Tabletop Gods Is an Underplayed Indie Gem


Tabletop Gods is a strategy game that kicks your butt and inspires you to try harder. I lost every single Arena match of the eight I played against a friend. Those defeats ranged from near victories to complete annihilations. But as my understanding of the game improved with each round, I began utilizing new strategies in the hope of securing some kind of advantage. While that didn’t really work (because I’m bad), I found Tabletop Gods to be complex, engaging, and tons of fun despite my record of losses.

Tabletop Gods is a top down strategy game available on Windows for $19.99. It’s currently being developed by Ghost Fish Games and was published by Other Ocean Group in early access (with VR Support available now).

Factions, Maps, and Match Settings

In Tabletop Gods, the player has to defend their fortress with a set of towers, traps, magical abilities, and various units who can also attack the enemy’s base. Since it’s currently in early access, everything is subject to major change. As of right now, the game has only a couple of maps and factions, players are unable to edit match settings, and there’s just one competitive gamemode.

The two in-game races are Humans and Undead, which each have five unique units and three individual towers. Either race can replace these five units with any of the four mercenaries. Mercenaries are neutral units that often serve a general purpose which both sides could find useful.
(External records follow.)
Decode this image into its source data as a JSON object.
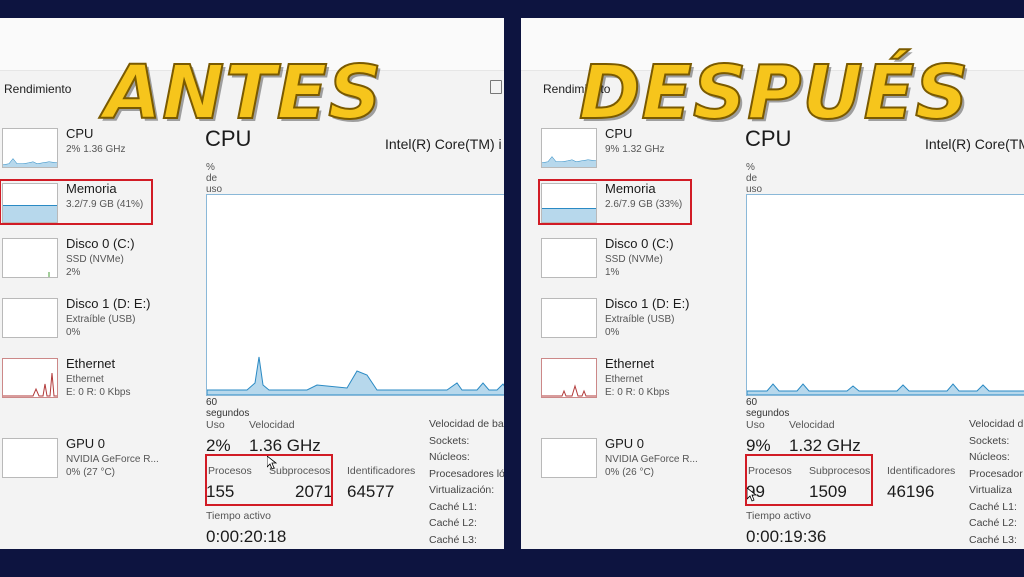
{
  "panels": [
    {
      "window_title": "Rendimiento",
      "overlay": "ANTES",
      "sidebar": [
        {
          "name": "CPU",
          "sub1": "2% 1.36 GHz",
          "sub2": ""
        },
        {
          "name": "Memoria",
          "sub1": "3.2/7.9 GB (41%)",
          "sub2": ""
        },
        {
          "name": "Disco 0 (C:)",
          "sub1": "SSD (NVMe)",
          "sub2": "2%"
        },
        {
          "name": "Disco 1 (D: E:)",
          "sub1": "Extraíble (USB)",
          "sub2": "0%"
        },
        {
          "name": "Ethernet",
          "sub1": "Ethernet",
          "sub2": "E: 0 R: 0 Kbps"
        },
        {
          "name": "GPU 0",
          "sub1": "NVIDIA GeForce R...",
          "sub2": "0% (27 °C)"
        }
      ],
      "main": {
        "title": "CPU",
        "model": "Intel(R) Core(TM) i",
        "usage_label": "% de uso",
        "seconds_label": "60 segundos",
        "uso_label": "Uso",
        "uso_value": "2%",
        "velocidad_label": "Velocidad",
        "velocidad_value": "1.36 GHz",
        "procesos_label": "Procesos",
        "procesos_value": "155",
        "subprocesos_label": "Subprocesos",
        "subprocesos_value": "2071",
        "identificadores_label": "Identificadores",
        "identificadores_value": "64577",
        "tiempo_label": "Tiempo activo",
        "tiempo_value": "0:00:20:18",
        "right_labels": [
          "Velocidad de ba",
          "Sockets:",
          "Núcleos:",
          "Procesadores ló",
          "Virtualización:",
          "Caché L1:",
          "Caché L2:",
          "Caché L3:"
        ]
      },
      "memory_level": 0.41
    },
    {
      "window_title": "Rendimiento",
      "overlay": "DESPUÉS",
      "sidebar": [
        {
          "name": "CPU",
          "sub1": "9% 1.32 GHz",
          "sub2": ""
        },
        {
          "name": "Memoria",
          "sub1": "2.6/7.9 GB (33%)",
          "sub2": ""
        },
        {
          "name": "Disco 0 (C:)",
          "sub1": "SSD (NVMe)",
          "sub2": "1%"
        },
        {
          "name": "Disco 1 (D: E:)",
          "sub1": "Extraíble (USB)",
          "sub2": "0%"
        },
        {
          "name": "Ethernet",
          "sub1": "Ethernet",
          "sub2": "E: 0 R: 0 Kbps"
        },
        {
          "name": "GPU 0",
          "sub1": "NVIDIA GeForce R...",
          "sub2": "0% (26 °C)"
        }
      ],
      "main": {
        "title": "CPU",
        "model": "Intel(R) Core(TM) i",
        "usage_label": "% de uso",
        "seconds_label": "60 segundos",
        "uso_label": "Uso",
        "uso_value": "9%",
        "velocidad_label": "Velocidad",
        "velocidad_value": "1.32 GHz",
        "procesos_label": "Procesos",
        "procesos_value": "99",
        "subprocesos_label": "Subprocesos",
        "subprocesos_value": "1509",
        "identificadores_label": "Identificadores",
        "identificadores_value": "46196",
        "tiempo_label": "Tiempo activo",
        "tiempo_value": "0:00:19:36",
        "right_labels": [
          "Velocidad d",
          "Sockets:",
          "Núcleos:",
          "Procesador",
          "Virtualiza",
          "Caché L1:",
          "Caché L2:",
          "Caché L3:"
        ]
      },
      "memory_level": 0.33
    }
  ],
  "colors": {
    "highlight": "#d11b25",
    "overlay_text": "#f6c51c",
    "graph_line": "#2a8ac4",
    "graph_fill": "#b7d8ec",
    "background": "#0d1440"
  },
  "icons": [
    "mouse-pointer-icon",
    "window-icon"
  ]
}
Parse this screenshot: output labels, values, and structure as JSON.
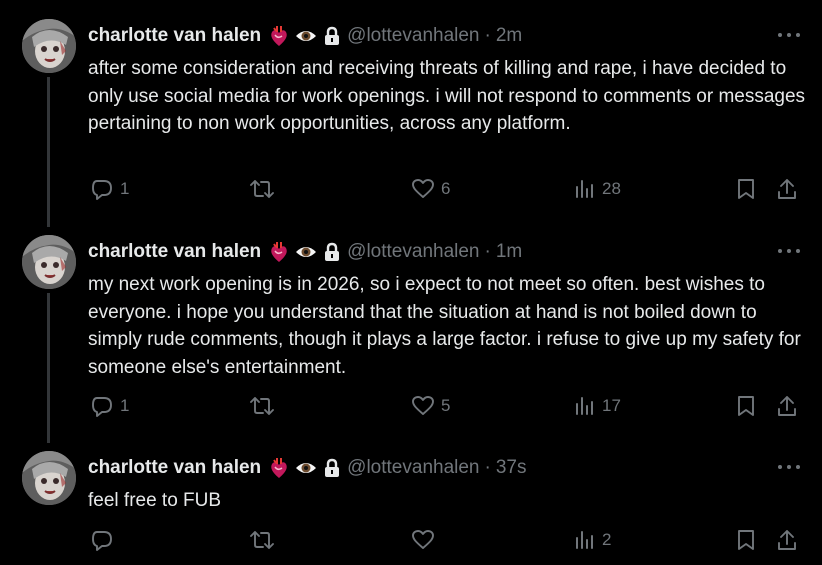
{
  "tweets": [
    {
      "name": "charlotte van halen",
      "handle": "@lottevanhalen",
      "time": "2m",
      "text": "after some consideration and receiving threats of killing and rape, i have decided to only use social media for work openings. i will not respond to comments or messages pertaining to non work opportunities, across any platform.",
      "replies": "1",
      "retweets": "",
      "likes": "6",
      "views": "28"
    },
    {
      "name": "charlotte van halen",
      "handle": "@lottevanhalen",
      "time": "1m",
      "text": "my next work opening is in 2026, so i expect to not meet so often. best wishes to everyone. i hope you understand that the situation at hand is not boiled down to simply rude comments, though it plays a large factor. i refuse to give up my safety for someone else's entertainment.",
      "replies": "1",
      "retweets": "",
      "likes": "5",
      "views": "17"
    },
    {
      "name": "charlotte van halen",
      "handle": "@lottevanhalen",
      "time": "37s",
      "text": "feel free to FUB",
      "replies": "",
      "retweets": "",
      "likes": "",
      "views": "2"
    }
  ],
  "name_badges": [
    "anatomical-heart-icon",
    "eye-icon",
    "lock-icon"
  ],
  "colors": {
    "background": "#000000",
    "primary_text": "#e7e9ea",
    "secondary_text": "#71767b",
    "thread_line": "#333639"
  }
}
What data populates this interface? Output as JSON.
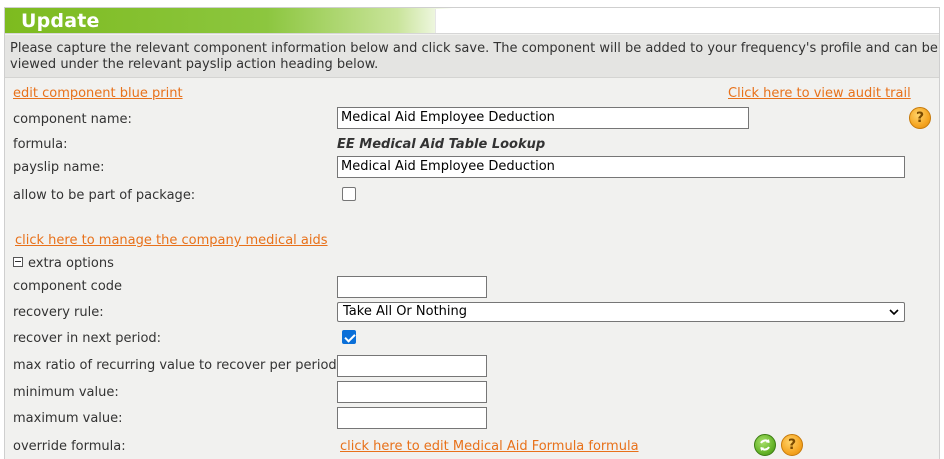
{
  "header": {
    "title": "Update"
  },
  "intro": {
    "line1": "Please capture the relevant component information below and click save. The component will be added to your frequency's profile and can be",
    "line2": "viewed under the relevant payslip action heading below."
  },
  "links": {
    "blueprint": "edit component blue print",
    "audit_trail": "Click here to view audit trail",
    "manage_medical_aids": "click here to manage the company medical aids",
    "edit_formula": "click here to edit Medical Aid Formula formula"
  },
  "form": {
    "component_name_label": "component name:",
    "component_name_value": "Medical Aid Employee Deduction",
    "formula_label": "formula:",
    "formula_value": "EE Medical Aid Table Lookup",
    "payslip_name_label": "payslip name:",
    "payslip_name_value": "Medical Aid Employee Deduction",
    "package_label": "allow to be part of package:",
    "package_checked": false
  },
  "extra": {
    "toggle_label": "extra options",
    "component_code_label": "component code",
    "component_code_value": "",
    "recovery_rule_label": "recovery rule:",
    "recovery_rule_value": "Take All Or Nothing",
    "recover_next_label": "recover in next period:",
    "recover_next_checked": true,
    "max_ratio_label": "max ratio of recurring value to recover per period:",
    "max_ratio_value": "",
    "min_value_label": "minimum value:",
    "min_value_value": "",
    "max_value_label": "maximum value:",
    "max_value_value": "",
    "override_label": "override formula:"
  },
  "icons": {
    "help": "help-icon",
    "refresh": "refresh-icon",
    "help_glyph": "?"
  },
  "colors": {
    "accent_green": "#8cc63f",
    "link_orange": "#e8711a",
    "panel_bg": "#f1f1ef"
  }
}
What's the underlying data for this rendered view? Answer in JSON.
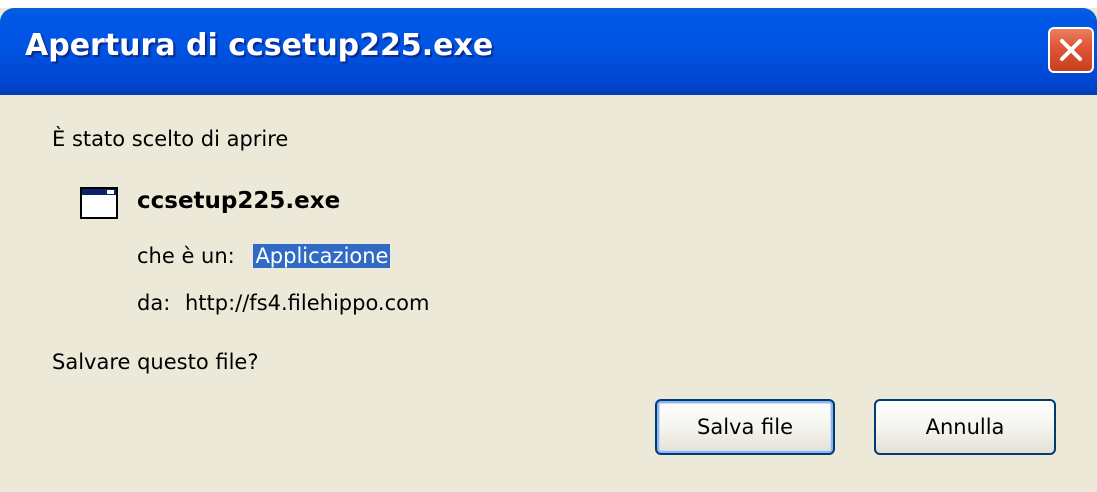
{
  "window": {
    "title": "Apertura di ccsetup225.exe"
  },
  "dialog": {
    "intro": "È stato scelto di aprire",
    "file_name": "ccsetup225.exe",
    "type_label": "che è un:",
    "type_value": "Applicazione",
    "source_label": "da:",
    "source_value": "http://fs4.filehippo.com",
    "question": "Salvare questo file?"
  },
  "buttons": {
    "save_label": "Salva file",
    "cancel_label": "Annulla"
  },
  "icons": {
    "file": "application-window-icon",
    "close": "close-icon"
  },
  "colors": {
    "titlebar": "#0054e3",
    "dialog_bg": "#ece9d8",
    "selection": "#316ac5",
    "close_button": "#e0573a",
    "button_border": "#003c74"
  }
}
However, both factions are generally similar with slight tweaks in stats. Humans have a ranged unit which does more damage than its Undead counterpart, but it has much less health.

So far, my favorite unit is the Necromancer. Watching a powerful army of skeletons quickly grow without having to waste resources is undeniably satisfying. Not only that, but the fact that it levels up quicker than any other unit has nearly led me to victory quite a few times.

These two factions are rather complex on their own, so the game would need only a few more for its full release.

On the other hand, Tabletop Gods could do with at least half a dozen maps. This would add much needed variety to the game, since switching between two maps can get repetitive. Currently, the player can battle in the Castle Grounds or the Nether Realm. However, both tabletops (maps) are well-designed, with each being a thematic parallel of the two races. The Castle Grounds is home to adorable stone structures and lush greenery, while the Nether Realm is the complete opposite: a vile and monstrous stronghold for the living dead.

What would make the limited number of maps more bearable is if Tabletop Gods gave the player control over the match settings. My friend pointed out (as he continued to thrash me) how useful it would be if we could increase the round timer. Additionally, there’s only one competitive gamemode, and it would be nice to see some other ways to play.

Deceptively Simple

What I enjoy most about Tabletop Gods is how deceptively simple it is. My initial impression was that there wasn’t much to it aside from randomly spawning units, but as my friend and I continued to battle, we were conjuring new strategies every other round.

There was a point where I spammed Spike Traps because I believed they were overpowered, but in retaliation, my friend spawned Bombers, which set off the traps for the sake of his other units. Then, I built three cannons in a triangular shape at the center of the Castle Grounds, and this strategy worked for a couple of minutes, but my friend quickly realized that his special unit, The Champion, had a shield that could reflect all ranged attacks. Long story short, I got wrecked.

The most memorable moments of each match is when one of us used an ultimate spell. Seeing a giant fireball crash down and completely obliterate all of your units when you’re finally in a good position is as much of a devastating sight as it is a hilarious one.

Surprisingly Smooth

For an early access game, I was surprised by how smooth Tabletop Gods is and the fact that I didn’t encounter any bugs.

On top of that, all of the menus were quite pleasant to navigate. They were presented via an unraveling scroll with a gorgeous temple in the background and the game’s use of vibrant colors creates an enchanting quality. I especially love all of the units, as they’re a wonderfully cartoonish iteration of standard high fantasy designs. In a game like Dark Souls, skeletons take on nightmarish qualities, but in Tabletop Gods they’re comical, with features like crossed out eyes and an unhinged slab for a jaw.

It was also quite fun to navigate the Codex and admire all of the quirky illustrations created for the different units, towers, spells, and traps because they add to the silly nature of the graphical style.


It’s unfortunate that Tabletop Gods ($19.99) isn’t getting much traction, as it’s cleverly designed, rather pretty, and generally engaging. It’s exciting to wonder what the future holds for this game, as I’m sure I’ll be revisiting it frequently. With a couple of extra factions, some more maps, and match customization, it should be well worth its price.